## Work item
Among the lines below, tally those that contain "Test" and respond with the total only.
*** Exercise material ***
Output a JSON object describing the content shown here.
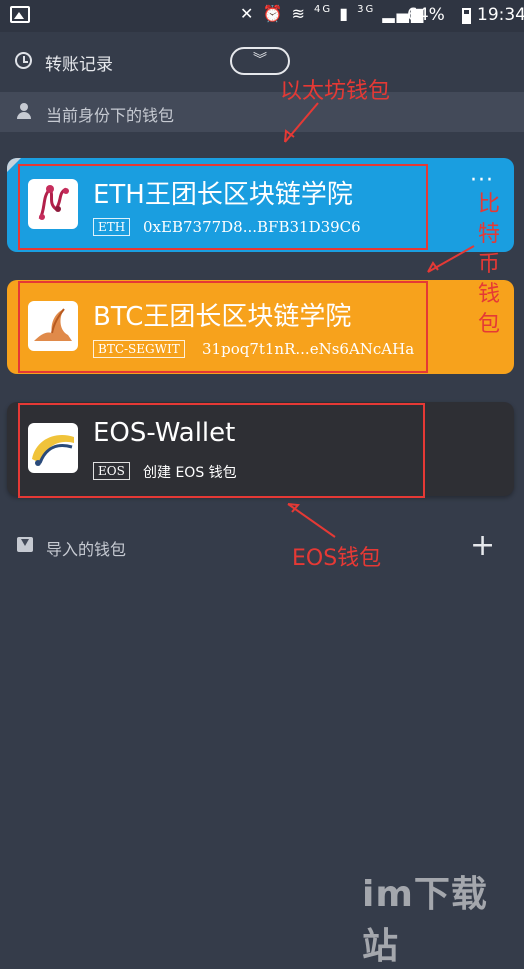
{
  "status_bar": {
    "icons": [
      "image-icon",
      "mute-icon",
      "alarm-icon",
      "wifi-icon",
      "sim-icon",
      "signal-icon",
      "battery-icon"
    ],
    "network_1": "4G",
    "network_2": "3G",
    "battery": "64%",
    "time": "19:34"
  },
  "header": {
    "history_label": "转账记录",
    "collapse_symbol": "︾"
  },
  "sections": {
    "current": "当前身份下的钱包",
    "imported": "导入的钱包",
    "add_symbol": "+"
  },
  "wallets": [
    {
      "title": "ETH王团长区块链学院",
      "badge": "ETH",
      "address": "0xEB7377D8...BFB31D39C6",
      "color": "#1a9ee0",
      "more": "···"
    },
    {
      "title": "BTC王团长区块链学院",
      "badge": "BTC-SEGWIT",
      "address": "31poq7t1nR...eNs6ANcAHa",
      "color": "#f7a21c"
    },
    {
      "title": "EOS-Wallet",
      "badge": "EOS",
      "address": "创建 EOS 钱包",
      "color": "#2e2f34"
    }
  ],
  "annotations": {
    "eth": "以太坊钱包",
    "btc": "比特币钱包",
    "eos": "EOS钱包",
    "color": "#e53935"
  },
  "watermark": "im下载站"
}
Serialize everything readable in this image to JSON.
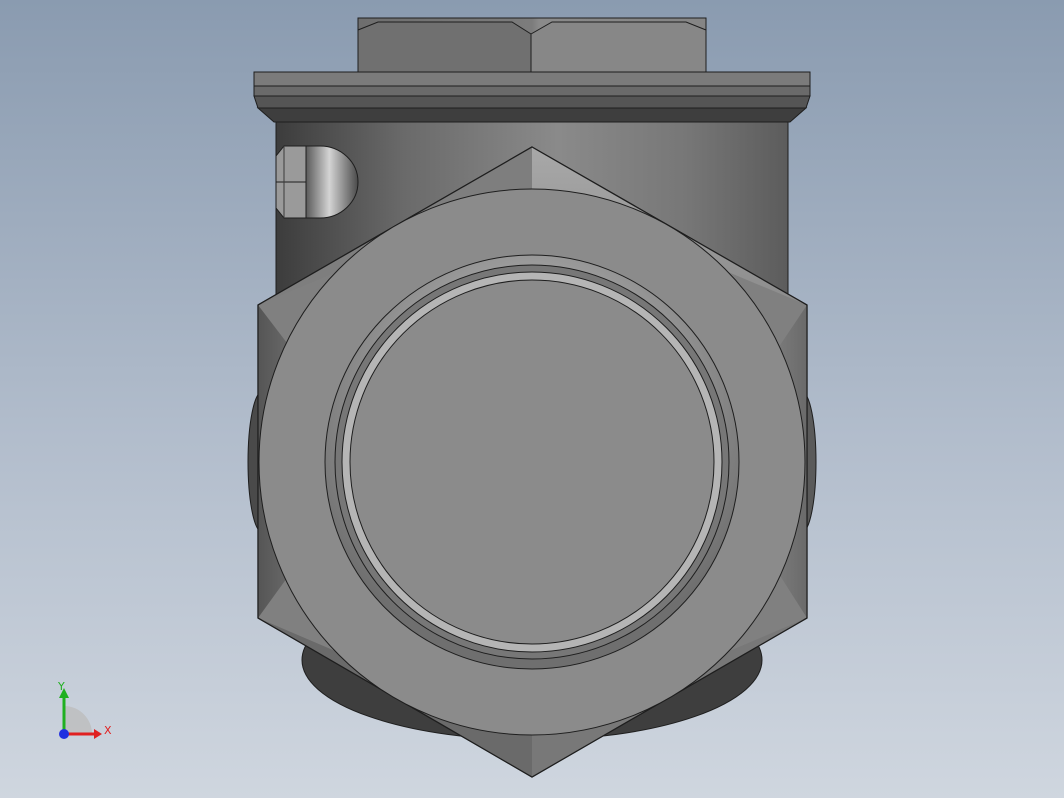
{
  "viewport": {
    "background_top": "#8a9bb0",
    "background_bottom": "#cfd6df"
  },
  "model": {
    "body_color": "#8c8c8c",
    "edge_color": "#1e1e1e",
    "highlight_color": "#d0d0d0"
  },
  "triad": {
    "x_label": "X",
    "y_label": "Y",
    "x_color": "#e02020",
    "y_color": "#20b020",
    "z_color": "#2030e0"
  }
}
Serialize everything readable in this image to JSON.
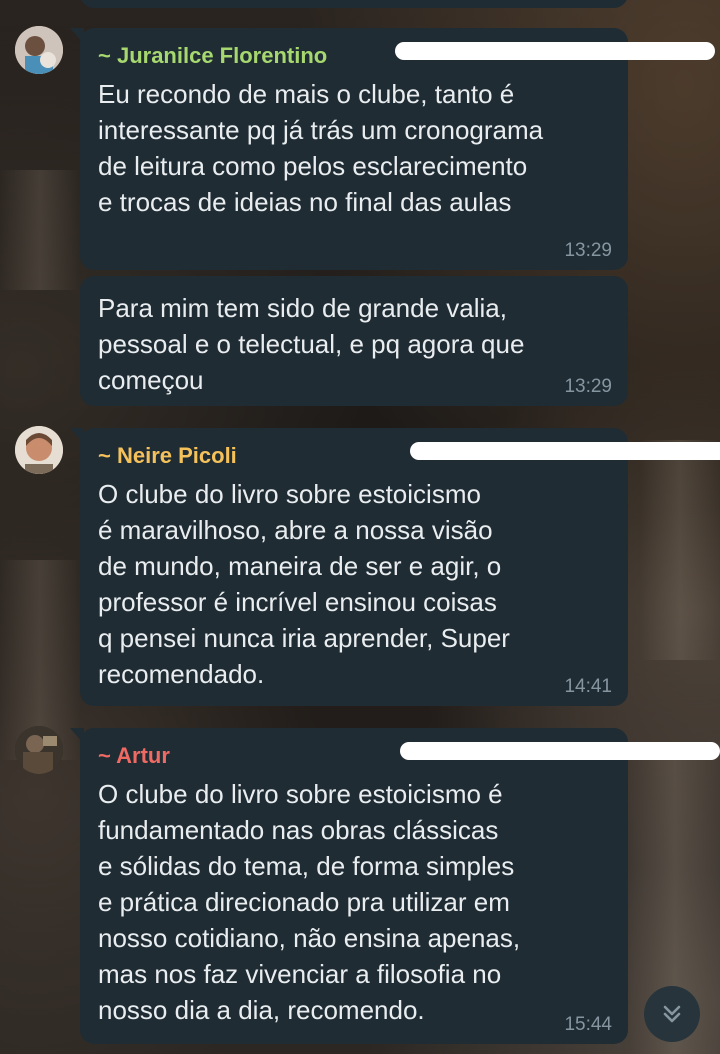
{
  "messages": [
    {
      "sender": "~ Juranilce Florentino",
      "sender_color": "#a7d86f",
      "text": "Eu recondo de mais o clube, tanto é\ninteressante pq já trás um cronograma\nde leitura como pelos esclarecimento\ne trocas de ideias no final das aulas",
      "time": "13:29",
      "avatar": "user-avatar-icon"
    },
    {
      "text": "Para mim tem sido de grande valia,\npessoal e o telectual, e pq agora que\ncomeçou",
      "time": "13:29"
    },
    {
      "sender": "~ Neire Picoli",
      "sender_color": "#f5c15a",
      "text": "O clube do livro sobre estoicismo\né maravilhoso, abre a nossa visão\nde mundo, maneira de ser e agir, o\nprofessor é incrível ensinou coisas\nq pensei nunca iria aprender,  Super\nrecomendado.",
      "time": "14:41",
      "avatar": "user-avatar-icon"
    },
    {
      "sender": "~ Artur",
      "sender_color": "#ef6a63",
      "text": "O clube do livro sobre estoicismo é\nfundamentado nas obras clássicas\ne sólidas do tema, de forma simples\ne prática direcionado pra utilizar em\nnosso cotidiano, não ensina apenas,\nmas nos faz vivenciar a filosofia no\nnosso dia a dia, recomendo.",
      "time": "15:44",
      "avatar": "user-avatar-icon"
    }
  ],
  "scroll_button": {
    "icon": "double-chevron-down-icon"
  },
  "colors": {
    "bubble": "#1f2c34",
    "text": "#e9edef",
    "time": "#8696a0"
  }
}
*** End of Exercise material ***
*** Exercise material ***
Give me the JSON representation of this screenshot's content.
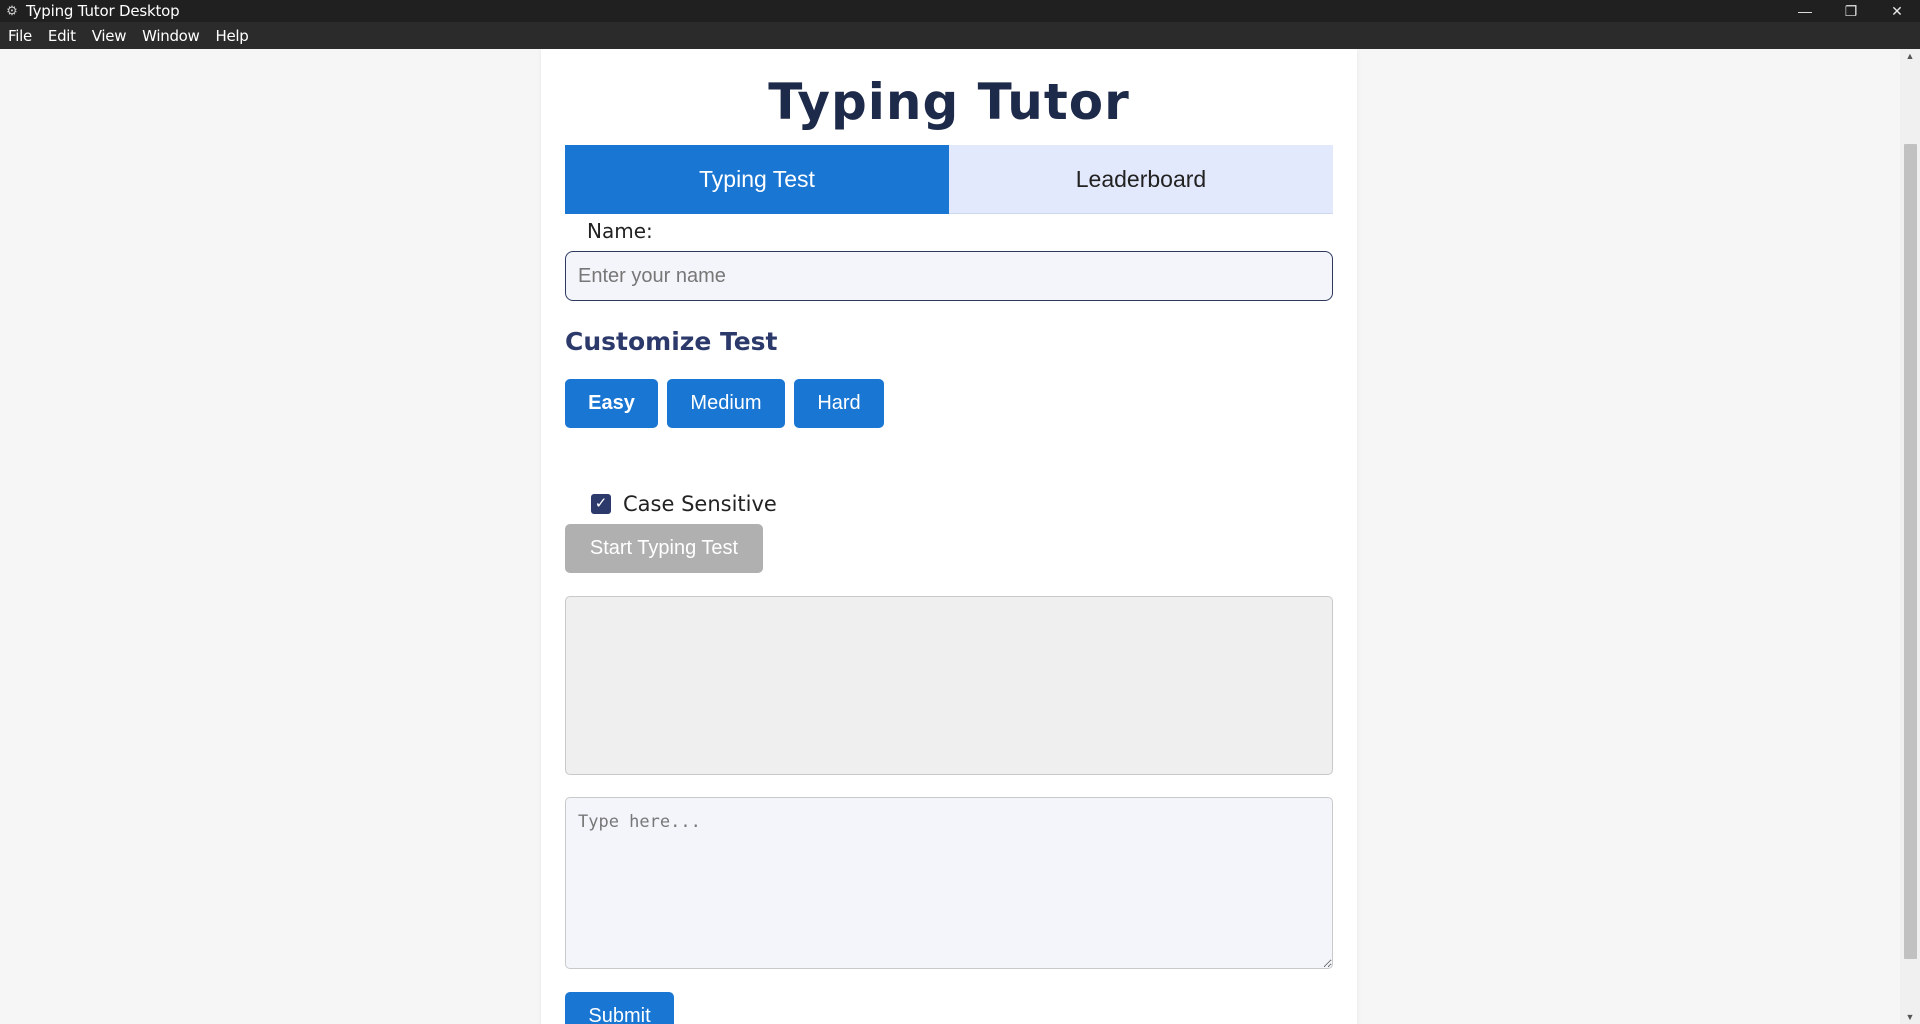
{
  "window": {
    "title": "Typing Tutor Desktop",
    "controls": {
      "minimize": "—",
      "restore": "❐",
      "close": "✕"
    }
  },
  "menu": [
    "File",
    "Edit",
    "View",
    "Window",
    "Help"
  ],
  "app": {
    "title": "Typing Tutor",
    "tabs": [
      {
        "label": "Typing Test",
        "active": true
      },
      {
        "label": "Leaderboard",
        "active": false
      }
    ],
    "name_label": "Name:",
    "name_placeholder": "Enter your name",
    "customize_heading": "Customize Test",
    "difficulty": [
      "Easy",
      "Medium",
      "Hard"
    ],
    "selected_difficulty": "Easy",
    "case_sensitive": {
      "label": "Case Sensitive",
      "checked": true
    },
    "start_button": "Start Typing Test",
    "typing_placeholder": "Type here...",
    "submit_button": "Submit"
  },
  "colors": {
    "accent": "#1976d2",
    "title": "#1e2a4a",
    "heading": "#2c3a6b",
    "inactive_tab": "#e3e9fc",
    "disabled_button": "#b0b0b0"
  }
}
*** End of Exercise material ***
## Answer section
3